§ Exercise details
Whatever the lines below say, output them exactly.

(Records excerpted from a collection)
Content starts

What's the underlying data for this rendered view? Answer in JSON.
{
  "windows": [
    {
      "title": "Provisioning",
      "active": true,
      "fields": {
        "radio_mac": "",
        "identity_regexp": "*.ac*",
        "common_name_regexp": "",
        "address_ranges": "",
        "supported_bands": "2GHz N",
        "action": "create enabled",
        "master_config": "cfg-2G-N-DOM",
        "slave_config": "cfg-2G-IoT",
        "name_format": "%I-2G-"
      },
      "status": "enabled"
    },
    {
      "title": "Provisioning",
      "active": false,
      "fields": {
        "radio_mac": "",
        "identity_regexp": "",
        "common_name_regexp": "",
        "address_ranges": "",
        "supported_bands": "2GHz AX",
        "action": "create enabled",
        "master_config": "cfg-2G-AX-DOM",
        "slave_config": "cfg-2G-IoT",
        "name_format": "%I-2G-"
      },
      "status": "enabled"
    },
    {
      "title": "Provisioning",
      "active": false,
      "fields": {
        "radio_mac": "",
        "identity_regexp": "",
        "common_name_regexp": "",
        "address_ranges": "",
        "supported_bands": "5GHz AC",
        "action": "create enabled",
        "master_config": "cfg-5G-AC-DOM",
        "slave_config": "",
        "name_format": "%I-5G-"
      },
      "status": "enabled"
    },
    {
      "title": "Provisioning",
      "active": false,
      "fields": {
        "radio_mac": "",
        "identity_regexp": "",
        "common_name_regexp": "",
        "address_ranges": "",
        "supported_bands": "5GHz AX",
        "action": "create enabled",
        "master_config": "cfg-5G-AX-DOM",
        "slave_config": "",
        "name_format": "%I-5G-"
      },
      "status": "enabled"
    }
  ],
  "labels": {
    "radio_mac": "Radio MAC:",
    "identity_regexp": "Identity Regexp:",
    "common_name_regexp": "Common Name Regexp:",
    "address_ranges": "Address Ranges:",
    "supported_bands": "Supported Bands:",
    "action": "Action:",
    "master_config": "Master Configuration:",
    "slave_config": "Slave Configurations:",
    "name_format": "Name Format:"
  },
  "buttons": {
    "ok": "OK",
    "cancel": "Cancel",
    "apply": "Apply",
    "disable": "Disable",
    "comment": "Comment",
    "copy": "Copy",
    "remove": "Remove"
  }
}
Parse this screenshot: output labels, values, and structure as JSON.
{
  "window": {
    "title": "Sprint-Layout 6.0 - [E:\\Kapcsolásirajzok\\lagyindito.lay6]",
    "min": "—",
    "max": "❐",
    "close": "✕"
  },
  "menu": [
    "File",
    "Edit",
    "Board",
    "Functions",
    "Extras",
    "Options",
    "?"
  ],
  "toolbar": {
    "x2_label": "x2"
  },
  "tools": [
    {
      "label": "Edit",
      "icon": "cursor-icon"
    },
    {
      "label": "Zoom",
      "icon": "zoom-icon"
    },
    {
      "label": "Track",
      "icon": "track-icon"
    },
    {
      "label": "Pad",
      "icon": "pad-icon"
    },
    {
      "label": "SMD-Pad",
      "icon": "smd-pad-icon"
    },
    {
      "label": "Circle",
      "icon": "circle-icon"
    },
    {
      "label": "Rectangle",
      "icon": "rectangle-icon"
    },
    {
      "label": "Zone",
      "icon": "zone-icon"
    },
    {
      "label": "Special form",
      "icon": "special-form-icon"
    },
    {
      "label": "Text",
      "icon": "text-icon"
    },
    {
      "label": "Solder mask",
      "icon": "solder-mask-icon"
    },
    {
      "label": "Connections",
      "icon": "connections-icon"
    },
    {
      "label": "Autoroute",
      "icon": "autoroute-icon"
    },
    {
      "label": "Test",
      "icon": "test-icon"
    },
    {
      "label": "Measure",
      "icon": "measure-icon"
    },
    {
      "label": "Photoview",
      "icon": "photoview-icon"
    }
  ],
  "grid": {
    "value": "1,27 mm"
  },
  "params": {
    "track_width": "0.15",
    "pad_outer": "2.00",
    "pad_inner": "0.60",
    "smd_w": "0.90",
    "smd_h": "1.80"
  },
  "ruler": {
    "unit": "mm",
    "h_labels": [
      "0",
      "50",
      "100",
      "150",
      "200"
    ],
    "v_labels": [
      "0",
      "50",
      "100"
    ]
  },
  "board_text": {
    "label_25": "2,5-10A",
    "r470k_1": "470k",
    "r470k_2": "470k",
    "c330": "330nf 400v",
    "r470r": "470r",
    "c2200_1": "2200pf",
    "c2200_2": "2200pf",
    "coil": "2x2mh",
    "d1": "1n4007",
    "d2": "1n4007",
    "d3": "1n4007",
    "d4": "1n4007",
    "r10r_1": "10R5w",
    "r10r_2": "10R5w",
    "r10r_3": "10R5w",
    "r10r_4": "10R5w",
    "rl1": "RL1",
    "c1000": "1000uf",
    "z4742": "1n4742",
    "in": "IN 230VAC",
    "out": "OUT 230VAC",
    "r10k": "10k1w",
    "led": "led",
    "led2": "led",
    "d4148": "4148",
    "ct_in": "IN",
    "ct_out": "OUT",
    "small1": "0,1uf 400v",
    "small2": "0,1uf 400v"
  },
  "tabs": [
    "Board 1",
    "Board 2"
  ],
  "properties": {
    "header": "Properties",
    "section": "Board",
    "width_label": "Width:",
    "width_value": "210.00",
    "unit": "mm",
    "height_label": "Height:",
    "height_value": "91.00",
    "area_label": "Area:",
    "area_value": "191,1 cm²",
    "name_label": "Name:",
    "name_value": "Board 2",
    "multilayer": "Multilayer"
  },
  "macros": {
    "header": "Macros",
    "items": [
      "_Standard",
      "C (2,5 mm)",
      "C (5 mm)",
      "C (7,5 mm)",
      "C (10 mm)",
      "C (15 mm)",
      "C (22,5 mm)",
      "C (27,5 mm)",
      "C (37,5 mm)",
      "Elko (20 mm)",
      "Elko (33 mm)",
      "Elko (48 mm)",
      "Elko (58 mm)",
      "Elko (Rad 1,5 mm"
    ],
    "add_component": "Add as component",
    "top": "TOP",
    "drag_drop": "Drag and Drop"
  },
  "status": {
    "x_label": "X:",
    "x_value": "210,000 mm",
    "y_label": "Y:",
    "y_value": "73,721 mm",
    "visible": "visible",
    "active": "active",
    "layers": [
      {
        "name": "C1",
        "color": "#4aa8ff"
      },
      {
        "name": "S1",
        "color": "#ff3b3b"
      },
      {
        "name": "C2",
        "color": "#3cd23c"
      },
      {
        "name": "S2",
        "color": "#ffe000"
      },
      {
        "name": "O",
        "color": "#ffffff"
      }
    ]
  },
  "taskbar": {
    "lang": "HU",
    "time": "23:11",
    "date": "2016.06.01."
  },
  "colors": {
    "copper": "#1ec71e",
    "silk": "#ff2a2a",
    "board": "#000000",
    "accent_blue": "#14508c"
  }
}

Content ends

§ Output for this exercise
What's the underlying data for this rendered view? Answer in JSON.
{
  "windows": [
    {
      "title": "Provisioning",
      "active": true,
      "fields": {
        "radio_mac": "",
        "identity_regexp": "*.ac*",
        "common_name_regexp": "",
        "address_ranges": "",
        "supported_bands": "2GHz N",
        "action": "create enabled",
        "master_config": "cfg-2G-N-DOM",
        "slave_config": "cfg-2G-IoT",
        "name_format": "%I-2G-"
      },
      "status": "enabled"
    },
    {
      "title": "Provisioning",
      "active": false,
      "fields": {
        "radio_mac": "",
        "identity_regexp": "",
        "common_name_regexp": "",
        "address_ranges": "",
        "supported_bands": "2GHz AX",
        "action": "create enabled",
        "master_config": "cfg-2G-AX-DOM",
        "slave_config": "cfg-2G-IoT",
        "name_format": "%I-2G-"
      },
      "status": "enabled"
    },
    {
      "title": "Provisioning",
      "active": false,
      "fields": {
        "radio_mac": "",
        "identity_regexp": "",
        "common_name_regexp": "",
        "address_ranges": "",
        "supported_bands": "5GHz AC",
        "action": "create enabled",
        "master_config": "cfg-5G-AC-DOM",
        "slave_config": "",
        "name_format": "%I-5G-"
      },
      "status": "enabled"
    },
    {
      "title": "Provisioning",
      "active": false,
      "fields": {
        "radio_mac": "",
        "identity_regexp": "",
        "common_name_regexp": "",
        "address_ranges": "",
        "supported_bands": "5GHz AX",
        "action": "create enabled",
        "master_config": "cfg-5G-AX-DOM",
        "slave_config": "",
        "name_format": "%I-5G-"
      },
      "status": "enabled"
    }
  ],
  "labels": {
    "radio_mac": "Radio MAC:",
    "identity_regexp": "Identity Regexp:",
    "common_name_regexp": "Common Name Regexp:",
    "address_ranges": "Address Ranges:",
    "supported_bands": "Supported Bands:",
    "action": "Action:",
    "master_config": "Master Configuration:",
    "slave_config": "Slave Configurations:",
    "name_format": "Name Format:"
  },
  "buttons": {
    "ok": "OK",
    "cancel": "Cancel",
    "apply": "Apply",
    "disable": "Disable",
    "comment": "Comment",
    "copy": "Copy",
    "remove": "Remove"
  }
}
Parse this screenshot: output labels, values, and structure as JSON.
{
  "window": {
    "title": "Sprint-Layout 6.0 - [E:\\Kapcsolásirajzok\\lagyindito.lay6]",
    "min": "—",
    "max": "❐",
    "close": "✕"
  },
  "menu": [
    "File",
    "Edit",
    "Board",
    "Functions",
    "Extras",
    "Options",
    "?"
  ],
  "toolbar": {
    "x2_label": "x2"
  },
  "tools": [
    {
      "label": "Edit",
      "icon": "cursor-icon"
    },
    {
      "label": "Zoom",
      "icon": "zoom-icon"
    },
    {
      "label": "Track",
      "icon": "track-icon"
    },
    {
      "label": "Pad",
      "icon": "pad-icon"
    },
    {
      "label": "SMD-Pad",
      "icon": "smd-pad-icon"
    },
    {
      "label": "Circle",
      "icon": "circle-icon"
    },
    {
      "label": "Rectangle",
      "icon": "rectangle-icon"
    },
    {
      "label": "Zone",
      "icon": "zone-icon"
    },
    {
      "label": "Special form",
      "icon": "special-form-icon"
    },
    {
      "label": "Text",
      "icon": "text-icon"
    },
    {
      "label": "Solder mask",
      "icon": "solder-mask-icon"
    },
    {
      "label": "Connections",
      "icon": "connections-icon"
    },
    {
      "label": "Autoroute",
      "icon": "autoroute-icon"
    },
    {
      "label": "Test",
      "icon": "test-icon"
    },
    {
      "label": "Measure",
      "icon": "measure-icon"
    },
    {
      "label": "Photoview",
      "icon": "photoview-icon"
    }
  ],
  "grid": {
    "value": "1,27 mm"
  },
  "params": {
    "track_width": "0.15",
    "pad_outer": "2.00",
    "pad_inner": "0.60",
    "smd_w": "0.90",
    "smd_h": "1.80"
  },
  "ruler": {
    "unit": "mm",
    "h_labels": [
      "0",
      "50",
      "100",
      "150",
      "200"
    ],
    "v_labels": [
      "0",
      "50",
      "100"
    ]
  },
  "board_text": {
    "label_25": "2,5-10A",
    "r470k_1": "470k",
    "r470k_2": "470k",
    "c330": "330nf 400v",
    "r470r": "470r",
    "c2200_1": "2200pf",
    "c2200_2": "2200pf",
    "coil": "2x2mh",
    "d1": "1n4007",
    "d2": "1n4007",
    "d3": "1n4007",
    "d4": "1n4007",
    "r10r_1": "10R5w",
    "r10r_2": "10R5w",
    "r10r_3": "10R5w",
    "r10r_4": "10R5w",
    "rl1": "RL1",
    "c1000": "1000uf",
    "z4742": "1n4742",
    "in": "IN 230VAC",
    "out": "OUT 230VAC",
    "r10k": "10k1w",
    "led": "led",
    "led2": "led",
    "d4148": "4148",
    "ct_in": "IN",
    "ct_out": "OUT",
    "small1": "0,1uf 400v",
    "small2": "0,1uf 400v"
  },
  "tabs": [
    "Board 1",
    "Board 2"
  ],
  "properties": {
    "header": "Properties",
    "section": "Board",
    "width_label": "Width:",
    "width_value": "210.00",
    "unit": "mm",
    "height_label": "Height:",
    "height_value": "91.00",
    "area_label": "Area:",
    "area_value": "191,1 cm²",
    "name_label": "Name:",
    "name_value": "Board 2",
    "multilayer": "Multilayer"
  },
  "macros": {
    "header": "Macros",
    "items": [
      "_Standard",
      "C (2,5 mm)",
      "C (5 mm)",
      "C (7,5 mm)",
      "C (10 mm)",
      "C (15 mm)",
      "C (22,5 mm)",
      "C (27,5 mm)",
      "C (37,5 mm)",
      "Elko (20 mm)",
      "Elko (33 mm)",
      "Elko (48 mm)",
      "Elko (58 mm)",
      "Elko (Rad 1,5 mm"
    ],
    "add_component": "Add as component",
    "top": "TOP",
    "drag_drop": "Drag and Drop"
  },
  "status": {
    "x_label": "X:",
    "x_value": "210,000 mm",
    "y_label": "Y:",
    "y_value": "73,721 mm",
    "visible": "visible",
    "active": "active",
    "layers": [
      {
        "name": "C1",
        "color": "#4aa8ff"
      },
      {
        "name": "S1",
        "color": "#ff3b3b"
      },
      {
        "name": "C2",
        "color": "#3cd23c"
      },
      {
        "name": "S2",
        "color": "#ffe000"
      },
      {
        "name": "O",
        "color": "#ffffff"
      }
    ]
  },
  "taskbar": {
    "lang": "HU",
    "time": "23:11",
    "date": "2016.06.01."
  },
  "colors": {
    "copper": "#1ec71e",
    "silk": "#ff2a2a",
    "board": "#000000",
    "accent_blue": "#14508c"
  }
}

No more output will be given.